### TASK INPUT

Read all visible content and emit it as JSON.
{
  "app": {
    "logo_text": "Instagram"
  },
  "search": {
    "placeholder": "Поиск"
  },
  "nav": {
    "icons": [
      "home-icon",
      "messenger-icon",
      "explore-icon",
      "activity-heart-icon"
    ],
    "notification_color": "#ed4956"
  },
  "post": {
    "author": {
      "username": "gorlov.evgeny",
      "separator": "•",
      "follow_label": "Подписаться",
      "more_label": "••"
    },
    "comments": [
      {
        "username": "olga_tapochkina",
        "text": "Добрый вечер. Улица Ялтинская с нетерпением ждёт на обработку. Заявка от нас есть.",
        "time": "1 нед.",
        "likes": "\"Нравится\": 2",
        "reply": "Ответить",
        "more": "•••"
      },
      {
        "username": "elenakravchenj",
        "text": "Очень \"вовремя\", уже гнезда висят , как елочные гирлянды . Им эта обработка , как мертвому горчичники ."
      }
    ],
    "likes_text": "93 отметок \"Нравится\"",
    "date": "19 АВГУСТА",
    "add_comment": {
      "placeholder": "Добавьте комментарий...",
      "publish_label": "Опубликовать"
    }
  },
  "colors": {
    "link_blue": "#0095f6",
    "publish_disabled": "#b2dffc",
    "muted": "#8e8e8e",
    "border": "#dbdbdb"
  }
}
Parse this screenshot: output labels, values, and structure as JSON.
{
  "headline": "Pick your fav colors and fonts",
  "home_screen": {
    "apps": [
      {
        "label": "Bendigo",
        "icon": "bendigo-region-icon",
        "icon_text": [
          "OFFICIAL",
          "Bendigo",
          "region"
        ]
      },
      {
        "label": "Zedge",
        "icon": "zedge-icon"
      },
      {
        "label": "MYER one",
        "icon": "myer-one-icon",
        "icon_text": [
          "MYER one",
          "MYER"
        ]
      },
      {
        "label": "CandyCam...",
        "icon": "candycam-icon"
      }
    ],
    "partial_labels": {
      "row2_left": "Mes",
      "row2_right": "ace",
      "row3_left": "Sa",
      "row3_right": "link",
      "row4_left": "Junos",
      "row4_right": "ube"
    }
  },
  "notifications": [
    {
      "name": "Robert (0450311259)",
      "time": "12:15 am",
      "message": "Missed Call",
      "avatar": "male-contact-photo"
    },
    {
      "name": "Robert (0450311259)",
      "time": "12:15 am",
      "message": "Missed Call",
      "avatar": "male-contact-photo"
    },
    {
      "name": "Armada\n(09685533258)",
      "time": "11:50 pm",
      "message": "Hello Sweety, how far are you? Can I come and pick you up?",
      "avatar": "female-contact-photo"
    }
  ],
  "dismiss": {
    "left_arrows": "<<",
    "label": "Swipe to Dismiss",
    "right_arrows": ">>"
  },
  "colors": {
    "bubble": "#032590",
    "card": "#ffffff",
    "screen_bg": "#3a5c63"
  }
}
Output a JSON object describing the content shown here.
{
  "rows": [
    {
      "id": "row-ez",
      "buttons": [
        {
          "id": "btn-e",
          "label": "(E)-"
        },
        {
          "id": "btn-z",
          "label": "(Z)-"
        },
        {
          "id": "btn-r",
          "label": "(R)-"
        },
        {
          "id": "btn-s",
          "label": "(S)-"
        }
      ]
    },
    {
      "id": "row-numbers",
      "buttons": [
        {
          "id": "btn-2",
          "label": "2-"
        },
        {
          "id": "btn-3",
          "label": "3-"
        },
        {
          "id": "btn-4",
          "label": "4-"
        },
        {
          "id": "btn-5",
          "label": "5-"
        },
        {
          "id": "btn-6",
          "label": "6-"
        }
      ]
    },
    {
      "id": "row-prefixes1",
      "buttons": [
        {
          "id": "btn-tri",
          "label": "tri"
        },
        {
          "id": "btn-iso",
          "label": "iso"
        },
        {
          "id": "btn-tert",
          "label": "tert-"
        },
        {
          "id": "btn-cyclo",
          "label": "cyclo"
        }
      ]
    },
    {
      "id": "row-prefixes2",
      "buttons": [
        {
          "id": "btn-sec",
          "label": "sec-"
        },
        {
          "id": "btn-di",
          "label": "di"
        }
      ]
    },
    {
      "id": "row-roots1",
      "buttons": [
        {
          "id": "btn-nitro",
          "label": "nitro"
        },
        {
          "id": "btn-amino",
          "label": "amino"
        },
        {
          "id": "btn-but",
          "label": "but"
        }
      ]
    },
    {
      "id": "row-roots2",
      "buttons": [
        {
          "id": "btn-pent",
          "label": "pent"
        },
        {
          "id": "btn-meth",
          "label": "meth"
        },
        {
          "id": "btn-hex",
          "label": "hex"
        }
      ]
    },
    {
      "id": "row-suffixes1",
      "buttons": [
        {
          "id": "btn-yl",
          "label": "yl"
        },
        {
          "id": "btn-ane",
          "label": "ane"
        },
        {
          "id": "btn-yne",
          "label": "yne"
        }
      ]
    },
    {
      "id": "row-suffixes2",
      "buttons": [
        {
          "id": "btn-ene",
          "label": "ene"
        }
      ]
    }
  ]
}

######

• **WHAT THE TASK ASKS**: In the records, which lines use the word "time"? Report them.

• **OUTPUT BELOW**:
        "time": "1 нед.",
      "time": "12:15 am",
      "time": "12:15 am",
      "time": "11:50 pm",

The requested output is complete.